It is important to eliminate destructive reflections into the microphone when recording, however panels placed behind a cardioid pattern microphone will do little for room reflections. If the recording is important, the room should be treated so that the frequency response at the mic is uniform and uncolored as it is very difficult to remove the room coloration without affecting the original sound of the voice or instrument. Although today's software IS very good and filters can do the job, that's not the way a good record is made.

Panels around the vocalist will improve the recording in a treated room. They can help in an otherwise untreated room, but small panels that are mounted on the mic stand are, in my opinion, far too small to have much of an effect - especially in an untreated room.

For absorption panels to work properly in an otherwise untreated room, you will need to place them AROUND the vocalist & microphone so that they;
1. Absorb the initial sound waves from the vocalist and reduce the sound available to reflect off of surfaces in the room.
2. Absorb any reflections that 'get through' and keep them from entering the microphone at interference levels (higher than -30 dB relative to the source sound).

Panels will do next to nothing for frequencies below 250 Hz. The frequency range of 80 - 300 Hz is the most problematic for voice / vocal recording... That's why trapping is so very important for a vocal booth.

Mixing position:

#1 . IF your mix room, control room, or critical listening room is very large, {over 30 square meters or 323 square feet}, you have the option of facing either the short or long wall. HOWEVER, the option of facing the long wall usually corresponds to having a DOOR in the long wall leading into the tracking area or other 'Limitations'. It is not desirable from a design perspective, nor is it optimal!

#2 . If your room is small, i.e.; less than very large (see above), you must ALWAYS face the short wall.

NOT facing the short wall usually will place the listener in the CENTER of the room, which is a very bad place to try to get accuracy in the low frequencies. Also, facing the long wall situates the ears too close to any diffusing surfaces in the back wall, assuming that you are trying to make an LEDE or RFZ style room.

Therefore; Small rooms shall always be oriented so that the listener faces the short wall.

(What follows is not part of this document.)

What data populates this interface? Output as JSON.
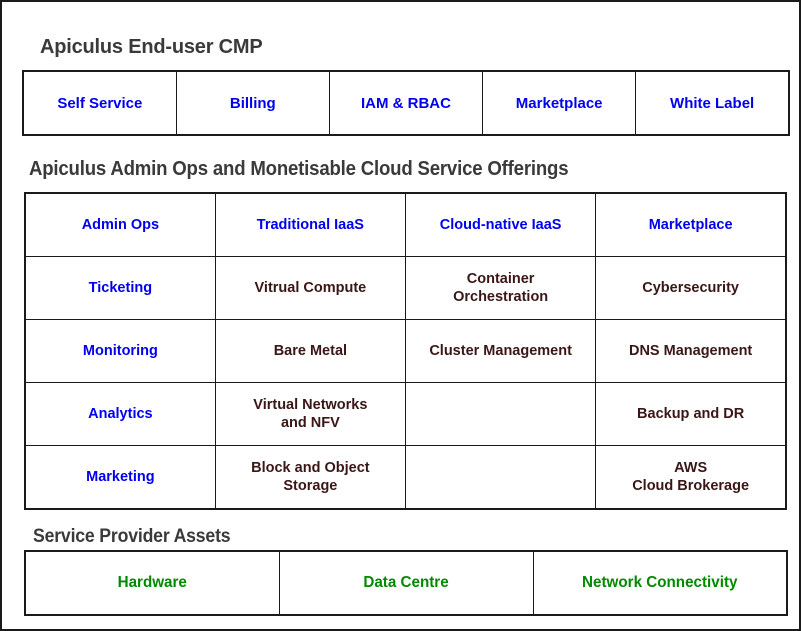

Listening position: Start by seating yourself so that your ears are lined up with a line, parallel to the front wall, that is exactly 3/8 the length of the room. This dimension is obtained by multiplying the length of the room (in inches or millimeters) times 0.375. Take the result of the equation and measure back from the front wall. - Not the treatment.

All the best!
Cheers,
John